32nd Sunday in Ordinary Time - 11th November, 2018

Liturgical Reflection


Put in All She Had

Looking between the lines of today’s readings the destitution of women in society is clearly evident.

We begin with the widow from the ancient city of Sidon who shares her last meal with Elijah.  I suspect she did not know who he truly was but trusted when he said there would be enough food to share.  It is a theme found in folk tales: the unending pot of porridge that overflows for example.  Is this an echo of God’s goodness poured out in generous measure to sustain the needs of those who trust?

The beginning of the Gospel brings us also to the near destitution of women and indeed one of the reasons for their poverty.  Jesus speaks of ‘the men who swallow the property of widows’.  He also speaks of how well these men are dressed, of how they are looked up to by society and how they take ‘the places of honour’ while usurping what little resources the poorer people have.

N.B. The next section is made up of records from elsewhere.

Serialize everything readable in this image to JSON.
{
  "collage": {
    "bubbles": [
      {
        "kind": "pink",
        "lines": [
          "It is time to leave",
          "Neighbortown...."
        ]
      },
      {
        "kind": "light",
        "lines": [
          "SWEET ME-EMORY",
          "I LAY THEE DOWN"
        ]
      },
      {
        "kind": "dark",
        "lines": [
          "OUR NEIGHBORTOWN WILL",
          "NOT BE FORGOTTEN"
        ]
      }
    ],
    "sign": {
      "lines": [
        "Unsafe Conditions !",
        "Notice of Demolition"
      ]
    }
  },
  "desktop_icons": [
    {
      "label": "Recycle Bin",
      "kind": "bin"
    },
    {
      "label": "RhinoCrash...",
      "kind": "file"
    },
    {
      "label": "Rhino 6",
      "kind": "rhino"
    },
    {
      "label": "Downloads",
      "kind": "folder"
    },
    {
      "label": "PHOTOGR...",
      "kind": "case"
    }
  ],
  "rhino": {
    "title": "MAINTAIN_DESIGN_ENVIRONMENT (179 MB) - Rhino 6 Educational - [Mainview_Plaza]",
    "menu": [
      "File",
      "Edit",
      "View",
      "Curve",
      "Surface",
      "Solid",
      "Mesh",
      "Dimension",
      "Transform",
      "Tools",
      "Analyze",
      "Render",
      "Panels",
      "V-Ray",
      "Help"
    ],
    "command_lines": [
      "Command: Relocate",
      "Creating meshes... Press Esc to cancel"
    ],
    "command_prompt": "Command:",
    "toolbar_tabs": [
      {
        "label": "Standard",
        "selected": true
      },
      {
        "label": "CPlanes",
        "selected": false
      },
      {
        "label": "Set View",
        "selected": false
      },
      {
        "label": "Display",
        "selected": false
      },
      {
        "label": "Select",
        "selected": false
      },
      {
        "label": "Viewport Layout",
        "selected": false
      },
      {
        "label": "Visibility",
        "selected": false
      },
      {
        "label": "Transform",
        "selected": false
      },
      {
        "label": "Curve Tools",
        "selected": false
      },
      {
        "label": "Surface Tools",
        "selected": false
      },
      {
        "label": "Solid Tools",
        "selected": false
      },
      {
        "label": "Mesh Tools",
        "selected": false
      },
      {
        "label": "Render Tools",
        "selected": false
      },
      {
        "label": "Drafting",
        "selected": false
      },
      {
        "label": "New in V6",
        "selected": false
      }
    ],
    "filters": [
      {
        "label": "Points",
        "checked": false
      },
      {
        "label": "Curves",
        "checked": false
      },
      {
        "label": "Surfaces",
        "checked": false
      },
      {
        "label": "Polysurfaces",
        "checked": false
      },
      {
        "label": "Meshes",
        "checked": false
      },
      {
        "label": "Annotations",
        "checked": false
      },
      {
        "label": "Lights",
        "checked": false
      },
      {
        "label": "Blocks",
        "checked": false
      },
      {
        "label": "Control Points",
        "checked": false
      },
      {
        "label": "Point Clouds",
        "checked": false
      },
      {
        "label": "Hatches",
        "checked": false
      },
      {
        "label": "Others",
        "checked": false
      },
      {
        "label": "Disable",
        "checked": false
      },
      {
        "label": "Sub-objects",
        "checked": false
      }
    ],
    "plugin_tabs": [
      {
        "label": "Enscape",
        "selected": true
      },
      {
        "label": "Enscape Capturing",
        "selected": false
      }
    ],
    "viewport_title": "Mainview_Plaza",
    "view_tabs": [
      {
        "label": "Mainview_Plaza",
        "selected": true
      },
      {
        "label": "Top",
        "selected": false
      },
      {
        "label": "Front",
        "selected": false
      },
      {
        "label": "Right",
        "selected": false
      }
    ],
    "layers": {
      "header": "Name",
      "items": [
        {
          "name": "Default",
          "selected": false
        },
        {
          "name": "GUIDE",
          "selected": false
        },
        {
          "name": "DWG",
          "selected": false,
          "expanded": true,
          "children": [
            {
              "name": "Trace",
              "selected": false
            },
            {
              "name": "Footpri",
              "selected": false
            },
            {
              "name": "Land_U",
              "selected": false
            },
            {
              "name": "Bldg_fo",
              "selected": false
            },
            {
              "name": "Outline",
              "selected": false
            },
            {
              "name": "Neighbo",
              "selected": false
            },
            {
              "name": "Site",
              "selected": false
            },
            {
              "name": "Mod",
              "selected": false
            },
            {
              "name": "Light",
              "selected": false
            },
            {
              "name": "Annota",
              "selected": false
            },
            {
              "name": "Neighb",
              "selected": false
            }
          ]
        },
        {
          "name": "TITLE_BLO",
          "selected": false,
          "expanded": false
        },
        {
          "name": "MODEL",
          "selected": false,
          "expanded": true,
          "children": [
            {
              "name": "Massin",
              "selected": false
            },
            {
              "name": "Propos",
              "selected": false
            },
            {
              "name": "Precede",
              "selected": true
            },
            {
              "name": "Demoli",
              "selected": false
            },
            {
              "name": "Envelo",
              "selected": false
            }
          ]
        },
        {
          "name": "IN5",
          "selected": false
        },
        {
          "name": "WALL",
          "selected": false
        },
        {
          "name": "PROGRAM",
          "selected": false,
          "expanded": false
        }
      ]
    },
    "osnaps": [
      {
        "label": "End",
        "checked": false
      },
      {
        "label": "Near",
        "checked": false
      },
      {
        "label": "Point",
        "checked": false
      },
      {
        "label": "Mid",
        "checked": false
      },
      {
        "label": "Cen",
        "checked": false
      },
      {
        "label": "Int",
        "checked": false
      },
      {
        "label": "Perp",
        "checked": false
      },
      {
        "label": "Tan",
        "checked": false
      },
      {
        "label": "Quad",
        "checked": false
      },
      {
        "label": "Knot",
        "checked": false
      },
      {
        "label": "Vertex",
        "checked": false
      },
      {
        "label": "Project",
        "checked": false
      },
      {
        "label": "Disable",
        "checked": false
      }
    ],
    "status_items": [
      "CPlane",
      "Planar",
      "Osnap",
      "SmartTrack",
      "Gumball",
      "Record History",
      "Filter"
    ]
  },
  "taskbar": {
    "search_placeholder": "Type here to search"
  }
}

You don’t have to look far to see current parallels.  The evidence given to the Royal Commission into banking springs immediately to mind.

I like to people-watch and it’s good to know that Our Lord also did this.  Sitting and watching the rich contributing (no doubt they were pleased to have an audience) Jesus comes upon the poor widow, and his teaching begins.


His main theme, it seems to me, is that we should give of ourselves according to our resources whether they be monetary or influential and not to be judgmental of others.

Recently I walked into my Year 6 catechist class to see that their teacher had the children watching the Invictus Games.  Not wishing to compete with their rapt interest I decided to change the lesson plan to: ‘Jesus in Action’.  Here was Prince Harry a man of means and influence who instead of living the life of the glitterati was using what he had to improve the lives of others.  And here were the ‘others’ using the limitations of their bodies to share the camaraderie of competition with support and love for those around them.

It would be a wonderful thing if women were equally celebrated for using their wealth and influence for the betterment of others.  Although the status of women has improved greatly in the last two thousand years (might I surmise through the influence of Christianity) we still have a way to go.  It is only when women’s wealth and influence are equal to men’s can we hope for an equal share in the philanthropy.

Judith Croke